To further investigate, an international team of scientists measured Nasal temperature of many animals, Including a horse, dog and moose. By the time Bellant joined the project, the team had already known that the nose tips or rhinestones of dogs and carnivorous animals were generally colder than those herbs. Perhaps, a cooler nose tip could be an advantage in the wild, researchers thought.
The team conducted two experiments – one to observe the behavior and the other to see the brain – to see if a cold rhinoceros could form to detect better heat. In the first experiment, the team successfully trained three pet dogs to select a hot object at room temperature about the same temperature as the potential prey. The results indicated that dogs may detect weak thermal radiation from far away to hunt prey.
In a second, brain-centric investigation, scientists presented a box containing warm water and 13 pet dogs were given an insulating door to lie in a functional doorway. MRI Scanner. Compared to neutral gates, dogs’ brain responses were higher when the insulating door was open. The area to be lit on the MRI was located only in the left hemisphere. Balint said it favors brain scientists because it processes food responses, which have been linked to predatory activity in many vertebrates. He said that specific areas in dogs – known as the somatosensory association cortex – help bring together various sensations such as vision, body condition, and heat. This part of the brain joins these senses together to plan an action toward a goal, such as targeting an object.

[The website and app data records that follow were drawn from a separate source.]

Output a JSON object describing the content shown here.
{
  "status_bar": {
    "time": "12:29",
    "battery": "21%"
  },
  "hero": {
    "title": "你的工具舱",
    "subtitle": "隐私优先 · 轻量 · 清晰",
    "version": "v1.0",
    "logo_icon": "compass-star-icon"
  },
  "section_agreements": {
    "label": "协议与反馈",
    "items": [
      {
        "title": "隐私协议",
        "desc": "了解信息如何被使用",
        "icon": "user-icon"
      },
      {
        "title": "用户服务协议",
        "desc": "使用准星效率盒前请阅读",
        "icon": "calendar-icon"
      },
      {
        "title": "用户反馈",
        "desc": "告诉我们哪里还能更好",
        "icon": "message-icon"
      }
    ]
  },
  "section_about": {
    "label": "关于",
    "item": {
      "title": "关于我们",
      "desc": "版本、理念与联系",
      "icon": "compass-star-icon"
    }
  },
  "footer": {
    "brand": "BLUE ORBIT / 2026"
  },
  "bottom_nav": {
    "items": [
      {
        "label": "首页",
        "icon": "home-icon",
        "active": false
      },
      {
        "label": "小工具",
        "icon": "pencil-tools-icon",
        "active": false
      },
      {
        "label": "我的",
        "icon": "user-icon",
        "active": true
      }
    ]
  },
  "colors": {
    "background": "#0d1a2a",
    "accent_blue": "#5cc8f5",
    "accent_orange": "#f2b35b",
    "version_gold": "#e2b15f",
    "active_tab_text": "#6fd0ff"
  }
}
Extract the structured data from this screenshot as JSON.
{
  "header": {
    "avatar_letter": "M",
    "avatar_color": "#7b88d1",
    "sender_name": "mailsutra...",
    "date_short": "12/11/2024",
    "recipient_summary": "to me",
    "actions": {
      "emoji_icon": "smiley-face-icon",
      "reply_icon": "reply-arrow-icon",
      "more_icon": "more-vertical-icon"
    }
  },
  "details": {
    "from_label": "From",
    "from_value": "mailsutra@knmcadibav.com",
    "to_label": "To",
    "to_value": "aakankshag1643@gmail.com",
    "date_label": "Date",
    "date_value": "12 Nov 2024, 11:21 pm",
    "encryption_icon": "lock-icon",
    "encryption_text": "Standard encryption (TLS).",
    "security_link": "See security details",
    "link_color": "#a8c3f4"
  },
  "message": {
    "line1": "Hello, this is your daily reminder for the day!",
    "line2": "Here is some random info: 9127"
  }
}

Given that this left-sided neural area burns when the tip of the nose is in contact with a warm surface, it is possible that dogs, and possibly other cold-nosed animals, in their ‘hunting toolbox’ are exposed to other senses. Also a heat detector can use the mean. ‘When they are in search of prey, the researchers said.
A recent study, however, appeared in the journal in February 2020 Scientific report, Too small to forcefully close the case on a cold nose, Ballint said a cold nose may be more susceptible to temperature differences. “People think dogs can follow their olfactory [sense of smell], Which is probably true, “Ballint said. But wind conditions or stormy weather can make it harder for a hardworking dog to follow scents. A heat signal can help them.”
So, why does a dog have a cold nose? Ballint and his team continue to search for answers to this question. Now, they are wondering how far distance can be useful in detecting this type of heat. For now, only the dog’s nose knows.
Originally published on Live Science.